* [WHAT IS BEING ASKED]
Repeat the whole listing. Keep it exact.

* [PROVIDED MATERIAL]
-*-*-

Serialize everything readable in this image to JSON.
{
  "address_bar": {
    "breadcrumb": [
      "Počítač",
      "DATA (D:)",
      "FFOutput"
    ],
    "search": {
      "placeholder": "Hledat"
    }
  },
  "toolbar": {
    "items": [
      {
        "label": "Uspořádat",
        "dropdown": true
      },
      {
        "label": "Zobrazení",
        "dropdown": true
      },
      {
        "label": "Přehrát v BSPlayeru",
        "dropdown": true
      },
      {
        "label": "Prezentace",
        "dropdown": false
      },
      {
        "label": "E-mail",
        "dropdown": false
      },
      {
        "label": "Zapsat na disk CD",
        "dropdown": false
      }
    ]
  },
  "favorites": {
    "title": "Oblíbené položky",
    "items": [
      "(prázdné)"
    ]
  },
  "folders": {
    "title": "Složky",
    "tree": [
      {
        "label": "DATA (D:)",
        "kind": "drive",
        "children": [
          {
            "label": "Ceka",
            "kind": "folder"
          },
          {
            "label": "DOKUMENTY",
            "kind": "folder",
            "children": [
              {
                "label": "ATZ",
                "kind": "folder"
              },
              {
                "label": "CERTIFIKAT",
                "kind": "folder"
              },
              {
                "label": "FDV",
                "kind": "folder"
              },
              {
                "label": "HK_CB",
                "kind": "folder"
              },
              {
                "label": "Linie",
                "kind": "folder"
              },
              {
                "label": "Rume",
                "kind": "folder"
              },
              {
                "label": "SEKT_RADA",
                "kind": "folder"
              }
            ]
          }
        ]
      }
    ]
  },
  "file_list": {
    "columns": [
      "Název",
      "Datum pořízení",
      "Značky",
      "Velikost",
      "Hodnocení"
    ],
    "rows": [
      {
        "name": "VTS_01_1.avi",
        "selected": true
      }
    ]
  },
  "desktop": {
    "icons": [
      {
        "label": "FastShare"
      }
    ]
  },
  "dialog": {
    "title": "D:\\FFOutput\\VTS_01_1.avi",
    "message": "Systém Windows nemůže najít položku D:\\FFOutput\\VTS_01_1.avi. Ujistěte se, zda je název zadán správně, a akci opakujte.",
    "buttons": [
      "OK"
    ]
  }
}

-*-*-

* [FINISHED TASK]
Serialize everything readable in this image to JSON.
{
  "address_bar": {
    "breadcrumb": [
      "Počítač",
      "DATA (D:)",
      "FFOutput"
    ],
    "search": {
      "placeholder": "Hledat"
    }
  },
  "toolbar": {
    "items": [
      {
        "label": "Uspořádat",
        "dropdown": true
      },
      {
        "label": "Zobrazení",
        "dropdown": true
      },
      {
        "label": "Přehrát v BSPlayeru",
        "dropdown": true
      },
      {
        "label": "Prezentace",
        "dropdown": false
      },
      {
        "label": "E-mail",
        "dropdown": false
      },
      {
        "label": "Zapsat na disk CD",
        "dropdown": false
      }
    ]
  },
  "favorites": {
    "title": "Oblíbené položky",
    "items": [
      "(prázdné)"
    ]
  },
  "folders": {
    "title": "Složky",
    "tree": [
      {
        "label": "DATA (D:)",
        "kind": "drive",
        "children": [
          {
            "label": "Ceka",
            "kind": "folder"
          },
          {
            "label": "DOKUMENTY",
            "kind": "folder",
            "children": [
              {
                "label": "ATZ",
                "kind": "folder"
              },
              {
                "label": "CERTIFIKAT",
                "kind": "folder"
              },
              {
                "label": "FDV",
                "kind": "folder"
              },
              {
                "label": "HK_CB",
                "kind": "folder"
              },
              {
                "label": "Linie",
                "kind": "folder"
              },
              {
                "label": "Rume",
                "kind": "folder"
              },
              {
                "label": "SEKT_RADA",
                "kind": "folder"
              }
            ]
          }
        ]
      }
    ]
  },
  "file_list": {
    "columns": [
      "Název",
      "Datum pořízení",
      "Značky",
      "Velikost",
      "Hodnocení"
    ],
    "rows": [
      {
        "name": "VTS_01_1.avi",
        "selected": true
      }
    ]
  },
  "desktop": {
    "icons": [
      {
        "label": "FastShare"
      }
    ]
  },
  "dialog": {
    "title": "D:\\FFOutput\\VTS_01_1.avi",
    "message": "Systém Windows nemůže najít položku D:\\FFOutput\\VTS_01_1.avi. Ujistěte se, zda je název zadán správně, a akci opakujte.",
    "buttons": [
      "OK"
    ]
  }
}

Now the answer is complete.